Just over two weeks ago, rhubarb came to my garden. The transplants were from the neighbor’s patch. This morning they are firmly established. Even the one that looked as though it would shrivel and die now has two healthy leaves and a reddish stalk. The mother patch is also doing well with one of the plants pushing up its seed stalk.
Plants are amazing things. They take most of their energy from the sun and use photosynthesis to thrive. They have evolved to survive and we have used selection to produce what we want from them. With rhubarb, however, we have not been able to eliminate the poisonous oxalic acid in their leaves.
In the country, every farm garden had its rhubarb patch. A sure sign of spring was when my grandmother made strawberry rhubarb pie. One of the best cooks at our church freezes bags of rhubarb for the rhubarb cobbler that graces every church supper.
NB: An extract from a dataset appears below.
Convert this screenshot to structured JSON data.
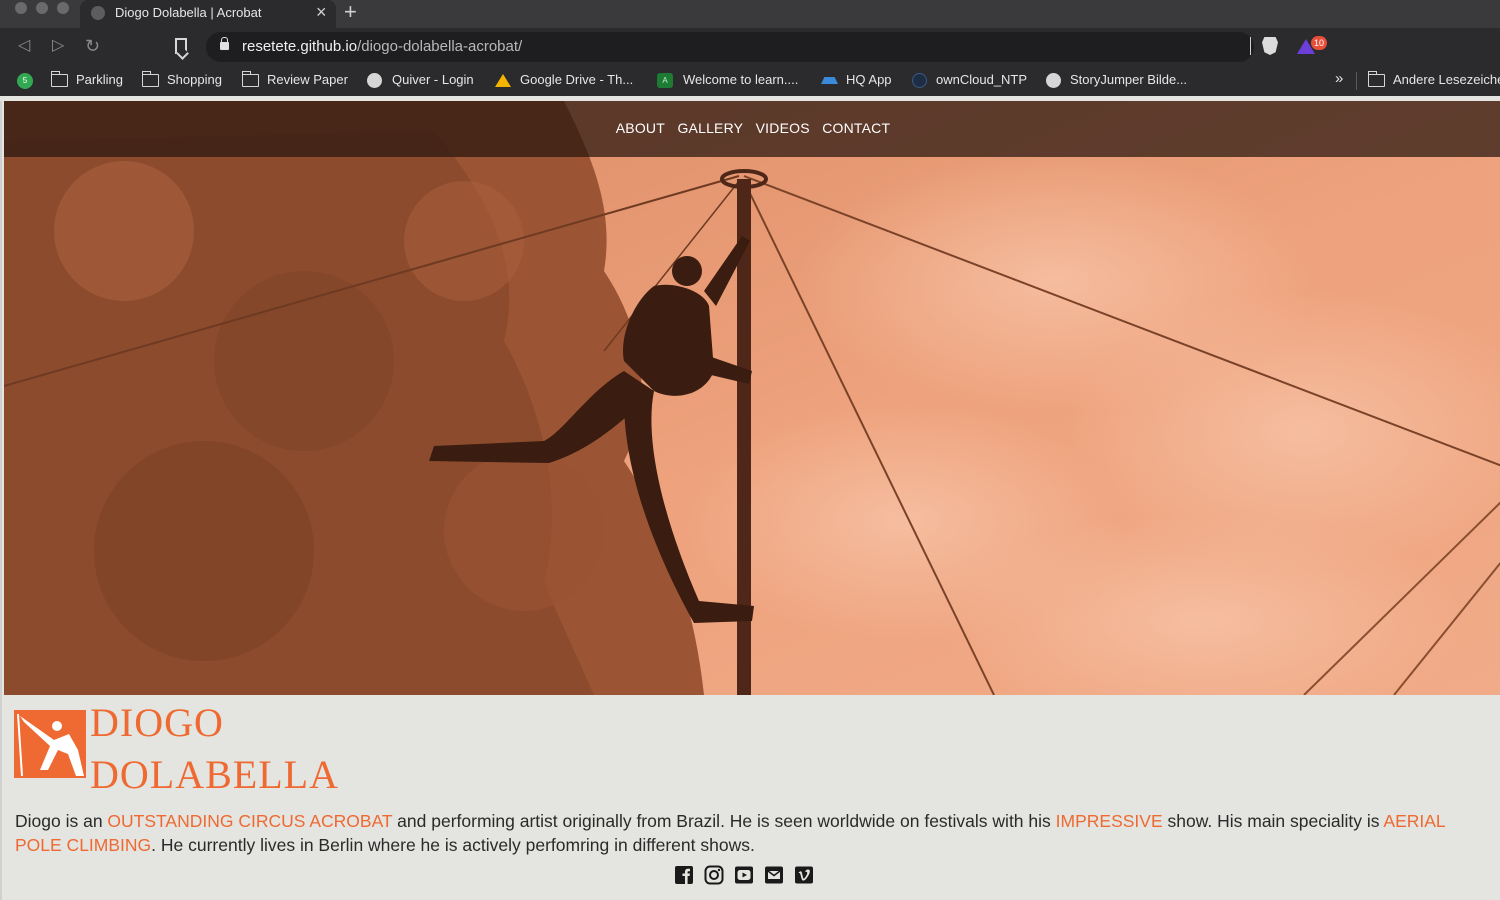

It is rhubarb’s nature as a perennial that is a challenge for many gardeners. Do you dedicate part of a suburban garden to rhubarb when you may move in a year of two? If you have only a balcony, there’s no room for rhubarb. Rhubarb is about choices. Beans or tomatoes will be gone in the fall. Rhubarb gives you the hope of Spring.